Content starts

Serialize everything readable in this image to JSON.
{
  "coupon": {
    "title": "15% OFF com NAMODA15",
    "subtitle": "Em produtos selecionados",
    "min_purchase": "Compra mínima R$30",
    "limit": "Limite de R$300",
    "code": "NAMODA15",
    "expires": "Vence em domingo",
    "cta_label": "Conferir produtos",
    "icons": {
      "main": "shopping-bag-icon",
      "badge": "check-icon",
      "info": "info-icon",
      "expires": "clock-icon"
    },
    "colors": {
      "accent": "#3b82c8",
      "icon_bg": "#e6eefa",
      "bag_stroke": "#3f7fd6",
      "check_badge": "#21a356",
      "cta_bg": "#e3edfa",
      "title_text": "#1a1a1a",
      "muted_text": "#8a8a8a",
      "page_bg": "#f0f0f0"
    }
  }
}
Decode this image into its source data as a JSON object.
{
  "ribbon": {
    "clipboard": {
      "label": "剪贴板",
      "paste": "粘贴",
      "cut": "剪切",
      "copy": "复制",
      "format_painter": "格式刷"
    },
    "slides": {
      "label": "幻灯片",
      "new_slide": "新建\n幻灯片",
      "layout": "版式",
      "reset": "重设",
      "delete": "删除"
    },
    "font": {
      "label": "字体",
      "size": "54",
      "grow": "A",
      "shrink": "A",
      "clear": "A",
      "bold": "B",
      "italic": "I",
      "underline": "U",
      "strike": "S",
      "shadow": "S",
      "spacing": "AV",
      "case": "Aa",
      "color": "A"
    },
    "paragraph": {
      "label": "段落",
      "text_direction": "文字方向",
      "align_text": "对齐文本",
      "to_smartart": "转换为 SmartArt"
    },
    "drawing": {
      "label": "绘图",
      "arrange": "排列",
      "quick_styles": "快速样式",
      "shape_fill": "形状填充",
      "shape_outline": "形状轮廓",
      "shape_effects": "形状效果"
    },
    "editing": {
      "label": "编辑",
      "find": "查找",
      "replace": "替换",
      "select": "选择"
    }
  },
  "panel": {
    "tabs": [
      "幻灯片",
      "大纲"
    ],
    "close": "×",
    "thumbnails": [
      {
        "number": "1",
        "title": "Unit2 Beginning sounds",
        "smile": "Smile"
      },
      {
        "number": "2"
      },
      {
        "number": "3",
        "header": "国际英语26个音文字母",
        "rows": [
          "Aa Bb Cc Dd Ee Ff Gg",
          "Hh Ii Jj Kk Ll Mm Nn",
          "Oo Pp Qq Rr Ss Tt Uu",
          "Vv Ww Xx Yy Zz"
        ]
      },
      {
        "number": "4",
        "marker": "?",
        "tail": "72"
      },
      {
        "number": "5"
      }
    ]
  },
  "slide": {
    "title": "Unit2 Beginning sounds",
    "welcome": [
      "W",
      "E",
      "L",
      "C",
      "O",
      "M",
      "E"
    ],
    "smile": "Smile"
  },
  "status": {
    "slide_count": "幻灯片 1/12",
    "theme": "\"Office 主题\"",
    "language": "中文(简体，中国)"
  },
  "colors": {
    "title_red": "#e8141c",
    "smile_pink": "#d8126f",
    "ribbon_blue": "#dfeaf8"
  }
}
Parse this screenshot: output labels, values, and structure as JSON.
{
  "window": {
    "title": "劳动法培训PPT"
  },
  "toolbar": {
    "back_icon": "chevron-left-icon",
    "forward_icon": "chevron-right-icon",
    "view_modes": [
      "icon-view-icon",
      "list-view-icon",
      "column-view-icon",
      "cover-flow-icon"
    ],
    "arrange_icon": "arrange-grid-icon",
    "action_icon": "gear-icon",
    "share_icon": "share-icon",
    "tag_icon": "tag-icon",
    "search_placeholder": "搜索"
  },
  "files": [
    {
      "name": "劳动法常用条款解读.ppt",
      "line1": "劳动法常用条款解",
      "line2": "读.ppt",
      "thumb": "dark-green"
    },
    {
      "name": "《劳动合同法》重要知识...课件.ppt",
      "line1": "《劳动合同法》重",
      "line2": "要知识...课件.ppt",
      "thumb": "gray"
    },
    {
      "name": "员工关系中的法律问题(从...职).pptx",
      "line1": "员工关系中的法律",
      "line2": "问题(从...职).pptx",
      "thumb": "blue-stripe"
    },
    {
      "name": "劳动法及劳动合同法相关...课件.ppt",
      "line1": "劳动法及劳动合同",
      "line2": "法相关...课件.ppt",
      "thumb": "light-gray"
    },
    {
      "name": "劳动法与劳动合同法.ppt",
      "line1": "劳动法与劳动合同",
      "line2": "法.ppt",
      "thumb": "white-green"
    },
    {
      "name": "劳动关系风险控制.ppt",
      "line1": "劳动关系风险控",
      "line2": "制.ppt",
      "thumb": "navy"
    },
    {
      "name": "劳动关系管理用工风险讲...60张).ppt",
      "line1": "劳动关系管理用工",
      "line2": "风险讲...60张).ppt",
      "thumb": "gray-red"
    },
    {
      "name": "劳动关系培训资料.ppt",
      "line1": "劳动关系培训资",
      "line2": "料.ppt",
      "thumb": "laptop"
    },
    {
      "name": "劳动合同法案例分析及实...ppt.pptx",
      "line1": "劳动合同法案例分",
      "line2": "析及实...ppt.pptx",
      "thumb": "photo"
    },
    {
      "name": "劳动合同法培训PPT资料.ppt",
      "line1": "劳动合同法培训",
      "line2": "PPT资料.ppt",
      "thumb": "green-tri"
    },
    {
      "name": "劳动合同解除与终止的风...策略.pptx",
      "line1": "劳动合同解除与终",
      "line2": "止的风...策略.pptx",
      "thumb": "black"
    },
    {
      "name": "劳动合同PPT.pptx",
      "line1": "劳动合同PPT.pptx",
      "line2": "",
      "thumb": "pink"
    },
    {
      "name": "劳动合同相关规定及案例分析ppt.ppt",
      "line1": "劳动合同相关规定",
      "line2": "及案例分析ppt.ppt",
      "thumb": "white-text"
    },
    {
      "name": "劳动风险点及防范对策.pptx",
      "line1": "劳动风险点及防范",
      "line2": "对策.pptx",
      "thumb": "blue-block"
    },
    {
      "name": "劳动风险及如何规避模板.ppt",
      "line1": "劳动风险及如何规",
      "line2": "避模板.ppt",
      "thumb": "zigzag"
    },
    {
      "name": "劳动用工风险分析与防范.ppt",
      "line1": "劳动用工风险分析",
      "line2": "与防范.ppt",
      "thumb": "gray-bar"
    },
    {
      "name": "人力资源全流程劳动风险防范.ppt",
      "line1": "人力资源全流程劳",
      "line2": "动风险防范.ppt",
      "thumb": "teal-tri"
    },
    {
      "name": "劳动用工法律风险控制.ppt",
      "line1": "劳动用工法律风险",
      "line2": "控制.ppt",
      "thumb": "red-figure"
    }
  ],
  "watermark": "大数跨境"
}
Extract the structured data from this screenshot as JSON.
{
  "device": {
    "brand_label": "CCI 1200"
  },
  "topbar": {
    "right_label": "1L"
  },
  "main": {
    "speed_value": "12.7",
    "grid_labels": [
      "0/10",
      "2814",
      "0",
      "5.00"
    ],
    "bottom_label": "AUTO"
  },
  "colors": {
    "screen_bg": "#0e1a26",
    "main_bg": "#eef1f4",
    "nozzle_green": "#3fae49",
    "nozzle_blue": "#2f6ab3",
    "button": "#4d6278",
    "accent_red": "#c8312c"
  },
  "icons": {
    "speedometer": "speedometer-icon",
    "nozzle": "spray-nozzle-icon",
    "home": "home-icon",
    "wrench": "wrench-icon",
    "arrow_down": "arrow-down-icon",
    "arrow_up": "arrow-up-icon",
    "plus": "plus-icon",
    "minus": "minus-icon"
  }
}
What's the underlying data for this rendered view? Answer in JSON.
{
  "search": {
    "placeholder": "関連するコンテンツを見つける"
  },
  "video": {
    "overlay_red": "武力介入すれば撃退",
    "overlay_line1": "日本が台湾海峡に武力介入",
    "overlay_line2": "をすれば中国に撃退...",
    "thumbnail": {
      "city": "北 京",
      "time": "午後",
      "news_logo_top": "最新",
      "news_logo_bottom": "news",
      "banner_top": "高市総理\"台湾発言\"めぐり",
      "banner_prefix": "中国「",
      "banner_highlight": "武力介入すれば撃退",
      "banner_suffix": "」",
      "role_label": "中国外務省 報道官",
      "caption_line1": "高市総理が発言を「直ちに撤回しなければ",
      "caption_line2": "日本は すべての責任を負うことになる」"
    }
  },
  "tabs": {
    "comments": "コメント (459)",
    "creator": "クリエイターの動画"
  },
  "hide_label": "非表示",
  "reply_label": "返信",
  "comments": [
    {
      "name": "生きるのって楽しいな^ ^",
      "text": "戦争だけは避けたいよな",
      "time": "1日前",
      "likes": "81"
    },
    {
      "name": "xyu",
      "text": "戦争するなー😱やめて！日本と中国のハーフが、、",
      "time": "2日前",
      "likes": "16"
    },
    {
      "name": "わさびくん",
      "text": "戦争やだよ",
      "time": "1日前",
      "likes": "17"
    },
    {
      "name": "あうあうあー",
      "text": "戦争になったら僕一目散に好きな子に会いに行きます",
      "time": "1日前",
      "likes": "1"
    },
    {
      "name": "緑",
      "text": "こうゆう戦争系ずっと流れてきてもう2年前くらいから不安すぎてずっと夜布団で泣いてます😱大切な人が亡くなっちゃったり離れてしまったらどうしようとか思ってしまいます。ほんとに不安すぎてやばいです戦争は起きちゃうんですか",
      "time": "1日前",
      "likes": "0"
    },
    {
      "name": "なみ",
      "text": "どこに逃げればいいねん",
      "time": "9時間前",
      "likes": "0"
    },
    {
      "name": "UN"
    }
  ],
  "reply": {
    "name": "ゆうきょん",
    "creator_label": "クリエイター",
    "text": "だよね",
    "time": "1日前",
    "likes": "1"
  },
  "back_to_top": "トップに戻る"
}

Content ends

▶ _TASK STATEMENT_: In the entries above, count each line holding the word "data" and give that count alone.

▶ _SOLUTION_: 3